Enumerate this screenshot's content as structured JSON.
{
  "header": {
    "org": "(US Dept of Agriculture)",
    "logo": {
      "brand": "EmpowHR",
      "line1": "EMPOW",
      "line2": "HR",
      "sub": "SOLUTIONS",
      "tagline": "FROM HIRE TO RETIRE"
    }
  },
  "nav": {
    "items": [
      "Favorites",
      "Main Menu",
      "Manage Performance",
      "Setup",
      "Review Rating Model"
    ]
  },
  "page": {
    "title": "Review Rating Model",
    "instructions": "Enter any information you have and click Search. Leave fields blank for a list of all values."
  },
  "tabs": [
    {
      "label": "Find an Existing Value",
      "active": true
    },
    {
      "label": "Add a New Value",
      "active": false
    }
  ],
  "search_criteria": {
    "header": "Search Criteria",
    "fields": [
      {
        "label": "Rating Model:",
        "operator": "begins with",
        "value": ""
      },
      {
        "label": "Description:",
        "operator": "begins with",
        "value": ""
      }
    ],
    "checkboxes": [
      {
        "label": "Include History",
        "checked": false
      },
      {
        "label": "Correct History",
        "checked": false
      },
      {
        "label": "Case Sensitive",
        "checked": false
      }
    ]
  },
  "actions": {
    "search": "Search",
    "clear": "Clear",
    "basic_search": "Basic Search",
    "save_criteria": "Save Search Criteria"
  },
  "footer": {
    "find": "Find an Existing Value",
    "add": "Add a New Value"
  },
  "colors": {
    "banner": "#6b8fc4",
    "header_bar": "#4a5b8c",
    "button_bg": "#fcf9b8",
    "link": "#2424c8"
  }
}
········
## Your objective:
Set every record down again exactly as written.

## Answer to the exercise:
Enumerate this screenshot's content as structured JSON.
{
  "header": {
    "org": "(US Dept of Agriculture)",
    "logo": {
      "brand": "EmpowHR",
      "line1": "EMPOW",
      "line2": "HR",
      "sub": "SOLUTIONS",
      "tagline": "FROM HIRE TO RETIRE"
    }
  },
  "nav": {
    "items": [
      "Favorites",
      "Main Menu",
      "Manage Performance",
      "Setup",
      "Review Rating Model"
    ]
  },
  "page": {
    "title": "Review Rating Model",
    "instructions": "Enter any information you have and click Search. Leave fields blank for a list of all values."
  },
  "tabs": [
    {
      "label": "Find an Existing Value",
      "active": true
    },
    {
      "label": "Add a New Value",
      "active": false
    }
  ],
  "search_criteria": {
    "header": "Search Criteria",
    "fields": [
      {
        "label": "Rating Model:",
        "operator": "begins with",
        "value": ""
      },
      {
        "label": "Description:",
        "operator": "begins with",
        "value": ""
      }
    ],
    "checkboxes": [
      {
        "label": "Include History",
        "checked": false
      },
      {
        "label": "Correct History",
        "checked": false
      },
      {
        "label": "Case Sensitive",
        "checked": false
      }
    ]
  },
  "actions": {
    "search": "Search",
    "clear": "Clear",
    "basic_search": "Basic Search",
    "save_criteria": "Save Search Criteria"
  },
  "footer": {
    "find": "Find an Existing Value",
    "add": "Add a New Value"
  },
  "colors": {
    "banner": "#6b8fc4",
    "header_bar": "#4a5b8c",
    "button_bg": "#fcf9b8",
    "link": "#2424c8"
  }
}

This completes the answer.